Just one-third of registered investment advisers (RIAs) have offered private equity (PE) investments to their clients over the past five years, according to a recent survey by iCapital Network. The survey of approximately 450 RIA firms also found that nearly 70 percent of RIAs who don’t offer PE investment opportunities confirm interest from their clients in that area.
Litigation, mediation or collaboration? What is the best way to make sure that you come as close as you can to getting everything you want in your divorce settlement? Well, that really depends upon what you want. And even when you know what you want, there is no guarantee that there is a direct path to getting it.
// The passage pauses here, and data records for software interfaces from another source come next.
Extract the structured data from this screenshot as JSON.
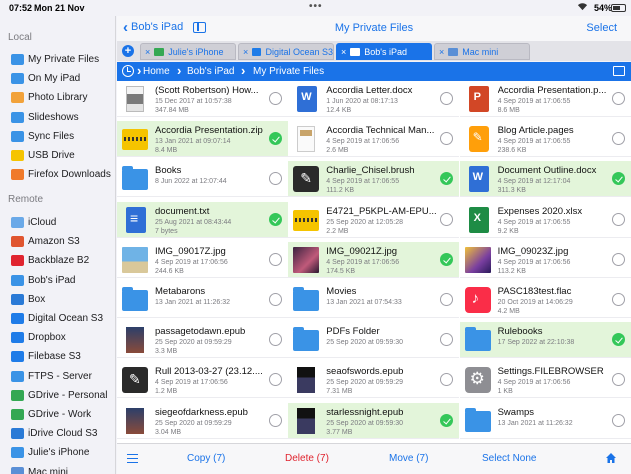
{
  "status": {
    "time": "07:52",
    "date": "Mon 21 Nov",
    "battery": "54%"
  },
  "sidebar": {
    "local_title": "Local",
    "local_items": [
      {
        "label": "My Private Files",
        "icon": "folder-icon"
      },
      {
        "label": "On My iPad",
        "icon": "folder-icon"
      },
      {
        "label": "Photo Library",
        "icon": "photos-icon"
      },
      {
        "label": "Slideshows",
        "icon": "folder-icon"
      },
      {
        "label": "Sync Files",
        "icon": "folder-icon"
      },
      {
        "label": "USB Drive",
        "icon": "usb-icon"
      },
      {
        "label": "Firefox Downloads",
        "icon": "firefox-icon"
      }
    ],
    "remote_title": "Remote",
    "remote_items": [
      {
        "label": "iCloud",
        "icon": "cloud-icon"
      },
      {
        "label": "Amazon S3",
        "icon": "amazon-s3-icon"
      },
      {
        "label": "Backblaze B2",
        "icon": "backblaze-icon"
      },
      {
        "label": "Bob's iPad",
        "icon": "ipad-icon"
      },
      {
        "label": "Box",
        "icon": "box-icon"
      },
      {
        "label": "Digital Ocean S3",
        "icon": "digital-ocean-icon"
      },
      {
        "label": "Dropbox",
        "icon": "dropbox-icon"
      },
      {
        "label": "Filebase S3",
        "icon": "filebase-icon"
      },
      {
        "label": "FTPS - Server",
        "icon": "ftp-icon"
      },
      {
        "label": "GDrive - Personal",
        "icon": "gdrive-icon"
      },
      {
        "label": "GDrive - Work",
        "icon": "gdrive-icon"
      },
      {
        "label": "iDrive Cloud S3",
        "icon": "idrive-icon"
      },
      {
        "label": "Julie's iPhone",
        "icon": "iphone-icon"
      },
      {
        "label": "Mac mini",
        "icon": "mac-icon"
      }
    ]
  },
  "header": {
    "back_label": "Bob's iPad",
    "title": "My Private Files",
    "select_label": "Select"
  },
  "tabs": [
    {
      "label": "Julie's iPhone",
      "active": false
    },
    {
      "label": "Digital Ocean S3",
      "active": false
    },
    {
      "label": "Bob's iPad",
      "active": true
    },
    {
      "label": "Mac mini",
      "active": false
    }
  ],
  "breadcrumb": [
    "Home",
    "Bob's iPad",
    "My Private Files"
  ],
  "files": [
    [
      {
        "name": "(Scott Robertson) How...",
        "meta1": "15 Dec 2017 at 10:57:38",
        "meta2": "347.84 MB",
        "thumb": "book",
        "selected": false
      },
      {
        "name": "Accordia Letter.docx",
        "meta1": "1 Jun 2020 at 08:17:13",
        "meta2": "12.4 KB",
        "thumb": "doc",
        "selected": false
      },
      {
        "name": "Accordia Presentation.p...",
        "meta1": "4 Sep 2019 at 17:06:55",
        "meta2": "8.6 MB",
        "thumb": "ppt",
        "selected": false
      }
    ],
    [
      {
        "name": "Accordia Presentation.zip",
        "meta1": "13 Jan 2021 at 09:07:14",
        "meta2": "8.4 MB",
        "thumb": "zip",
        "selected": true
      },
      {
        "name": "Accordia Technical Man...",
        "meta1": "4 Sep 2019 at 17:06:56",
        "meta2": "2.6 MB",
        "thumb": "zipdoc",
        "selected": false
      },
      {
        "name": "Blog Article.pages",
        "meta1": "4 Sep 2019 at 17:06:55",
        "meta2": "238.6 KB",
        "thumb": "pages",
        "selected": false
      }
    ],
    [
      {
        "name": "Books",
        "meta1": "8 Jun 2022 at 12:07:44",
        "meta2": "",
        "thumb": "folder",
        "selected": false
      },
      {
        "name": "Charlie_Chisel.brush",
        "meta1": "4 Sep 2019 at 17:06:55",
        "meta2": "111.2 KB",
        "thumb": "brush",
        "selected": true
      },
      {
        "name": "Document Outline.docx",
        "meta1": "4 Sep 2019 at 12:17:04",
        "meta2": "311.3 KB",
        "thumb": "doc",
        "selected": true
      }
    ],
    [
      {
        "name": "document.txt",
        "meta1": "25 Aug 2021 at 08:43:44",
        "meta2": "7 bytes",
        "thumb": "txt",
        "selected": true
      },
      {
        "name": "E4721_P5KPL-AM-EPU...",
        "meta1": "25 Sep 2020 at 12:05:28",
        "meta2": "2.2 MB",
        "thumb": "zip",
        "selected": false
      },
      {
        "name": "Expenses 2020.xlsx",
        "meta1": "4 Sep 2019 at 17:06:55",
        "meta2": "9.2 KB",
        "thumb": "xls",
        "selected": false
      }
    ],
    [
      {
        "name": "IMG_09017Z.jpg",
        "meta1": "4 Sep 2019 at 17:06:56",
        "meta2": "244.6 KB",
        "thumb": "pic",
        "selected": false
      },
      {
        "name": "IMG_09021Z.jpg",
        "meta1": "4 Sep 2019 at 17:06:56",
        "meta2": "174.5 KB",
        "thumb": "pic2",
        "selected": true
      },
      {
        "name": "IMG_09023Z.jpg",
        "meta1": "4 Sep 2019 at 17:06:56",
        "meta2": "113.2 KB",
        "thumb": "pic3",
        "selected": false
      }
    ],
    [
      {
        "name": "Metabarons",
        "meta1": "13 Jan 2021 at 11:26:32",
        "meta2": "",
        "thumb": "folder",
        "selected": false
      },
      {
        "name": "Movies",
        "meta1": "13 Jan 2021 at 07:54:33",
        "meta2": "",
        "thumb": "folder",
        "selected": false
      },
      {
        "name": "PASC183test.flac",
        "meta1": "20 Oct 2019 at 14:06:29",
        "meta2": "4.2 MB",
        "thumb": "music",
        "selected": false
      }
    ],
    [
      {
        "name": "passagetodawn.epub",
        "meta1": "25 Sep 2020 at 09:59:29",
        "meta2": "3.3 MB",
        "thumb": "book2",
        "selected": false
      },
      {
        "name": "PDFs Folder",
        "meta1": "25 Sep 2020 at 09:59:30",
        "meta2": "",
        "thumb": "folder",
        "selected": false
      },
      {
        "name": "Rulebooks",
        "meta1": "17 Sep 2022 at 22:10:38",
        "meta2": "",
        "thumb": "folder",
        "selected": true
      }
    ],
    [
      {
        "name": "Rull 2013-03-27 (23.12....",
        "meta1": "4 Sep 2019 at 17:06:56",
        "meta2": "1.2 MB",
        "thumb": "brush",
        "selected": false
      },
      {
        "name": "seaofswords.epub",
        "meta1": "25 Sep 2020 at 09:59:29",
        "meta2": "7.31 MB",
        "thumb": "book3",
        "selected": false
      },
      {
        "name": "Settings.FILEBROWSER",
        "meta1": "4 Sep 2019 at 17:06:56",
        "meta2": "1 KB",
        "thumb": "gear",
        "selected": false
      }
    ],
    [
      {
        "name": "siegeofdarkness.epub",
        "meta1": "25 Sep 2020 at 09:59:29",
        "meta2": "3.04 MB",
        "thumb": "book2",
        "selected": false
      },
      {
        "name": "starlessnight.epub",
        "meta1": "25 Sep 2020 at 09:59:30",
        "meta2": "3.77 MB",
        "thumb": "book3",
        "selected": true
      },
      {
        "name": "Swamps",
        "meta1": "13 Jan 2021 at 11:26:32",
        "meta2": "",
        "thumb": "folder",
        "selected": false
      }
    ]
  ],
  "toolbar": {
    "copy": "Copy (7)",
    "delete": "Delete (7)",
    "move": "Move (7)",
    "select_none": "Select None"
  },
  "colors": {
    "accent": "#1a73e8",
    "selected_bg": "#e3f5da",
    "check_green": "#34c759",
    "delete_red": "#e0242f"
  }
}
The SAFE is like a warrant entitling investors to shares in the company, typically preferred stock, if and when there is a future liquidity event, i.e., if and when the company next raises “priced” equity capital, or is acquired, or files an IPO. Like convertible debt, SAFE deal terms can include valuation caps and share-price discounts, to give early (CF) investors a lower price per share than later (VC) investors or acquirers get for the same equity.